::: SUPPLIED MATERIAL

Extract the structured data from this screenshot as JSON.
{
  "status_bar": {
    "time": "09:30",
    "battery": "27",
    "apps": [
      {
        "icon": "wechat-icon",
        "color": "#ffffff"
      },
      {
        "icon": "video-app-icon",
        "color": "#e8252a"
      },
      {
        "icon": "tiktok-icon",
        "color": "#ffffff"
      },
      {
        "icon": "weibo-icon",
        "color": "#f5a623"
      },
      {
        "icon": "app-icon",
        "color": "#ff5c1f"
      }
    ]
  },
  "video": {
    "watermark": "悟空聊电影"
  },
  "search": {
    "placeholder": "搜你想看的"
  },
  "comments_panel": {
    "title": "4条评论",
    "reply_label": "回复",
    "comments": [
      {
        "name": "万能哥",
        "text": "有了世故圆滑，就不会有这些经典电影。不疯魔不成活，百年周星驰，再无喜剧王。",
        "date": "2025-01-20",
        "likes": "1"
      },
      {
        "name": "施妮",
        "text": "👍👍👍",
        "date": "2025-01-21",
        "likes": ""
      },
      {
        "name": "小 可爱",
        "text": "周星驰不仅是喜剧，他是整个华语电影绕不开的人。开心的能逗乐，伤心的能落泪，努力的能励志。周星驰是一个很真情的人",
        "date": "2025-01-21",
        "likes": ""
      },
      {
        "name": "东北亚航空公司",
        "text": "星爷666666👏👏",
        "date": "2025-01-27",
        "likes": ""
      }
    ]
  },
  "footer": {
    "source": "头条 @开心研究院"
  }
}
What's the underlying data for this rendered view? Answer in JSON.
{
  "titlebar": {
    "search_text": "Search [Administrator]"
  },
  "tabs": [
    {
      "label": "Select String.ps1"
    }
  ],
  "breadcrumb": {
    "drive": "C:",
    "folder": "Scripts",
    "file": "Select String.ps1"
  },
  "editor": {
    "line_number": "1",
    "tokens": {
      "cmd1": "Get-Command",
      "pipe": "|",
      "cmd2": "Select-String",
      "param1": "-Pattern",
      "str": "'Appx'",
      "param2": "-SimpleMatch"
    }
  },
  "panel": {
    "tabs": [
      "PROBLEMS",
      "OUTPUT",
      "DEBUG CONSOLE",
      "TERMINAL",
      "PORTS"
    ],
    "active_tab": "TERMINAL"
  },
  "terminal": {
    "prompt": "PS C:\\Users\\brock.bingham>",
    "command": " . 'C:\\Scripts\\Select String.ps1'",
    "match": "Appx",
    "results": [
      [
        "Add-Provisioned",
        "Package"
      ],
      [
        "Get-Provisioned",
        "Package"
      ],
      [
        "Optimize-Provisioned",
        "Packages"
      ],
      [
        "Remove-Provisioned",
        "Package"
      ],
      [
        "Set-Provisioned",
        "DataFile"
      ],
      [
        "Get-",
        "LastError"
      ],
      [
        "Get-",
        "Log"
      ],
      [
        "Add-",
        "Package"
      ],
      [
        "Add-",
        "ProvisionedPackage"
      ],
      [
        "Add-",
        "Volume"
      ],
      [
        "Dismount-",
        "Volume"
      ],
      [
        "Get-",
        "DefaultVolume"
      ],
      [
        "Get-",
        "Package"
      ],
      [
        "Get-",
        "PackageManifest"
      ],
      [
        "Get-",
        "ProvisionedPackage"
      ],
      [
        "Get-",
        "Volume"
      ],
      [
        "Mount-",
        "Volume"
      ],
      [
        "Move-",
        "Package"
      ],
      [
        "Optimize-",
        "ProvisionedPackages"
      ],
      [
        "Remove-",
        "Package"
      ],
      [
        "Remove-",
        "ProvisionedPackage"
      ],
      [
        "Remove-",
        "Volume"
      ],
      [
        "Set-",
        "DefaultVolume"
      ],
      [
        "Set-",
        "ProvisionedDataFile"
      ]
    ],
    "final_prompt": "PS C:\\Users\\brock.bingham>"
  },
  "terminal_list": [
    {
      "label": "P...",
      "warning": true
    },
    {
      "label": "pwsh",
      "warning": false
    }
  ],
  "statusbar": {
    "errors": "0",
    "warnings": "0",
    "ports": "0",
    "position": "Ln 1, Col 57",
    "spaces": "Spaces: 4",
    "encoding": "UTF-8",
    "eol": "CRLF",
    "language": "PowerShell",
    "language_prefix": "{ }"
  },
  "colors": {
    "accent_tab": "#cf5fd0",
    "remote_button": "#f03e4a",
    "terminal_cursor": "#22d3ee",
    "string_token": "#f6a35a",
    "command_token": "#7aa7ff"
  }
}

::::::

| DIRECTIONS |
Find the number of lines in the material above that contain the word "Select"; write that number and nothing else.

| ANSWER AREA |
4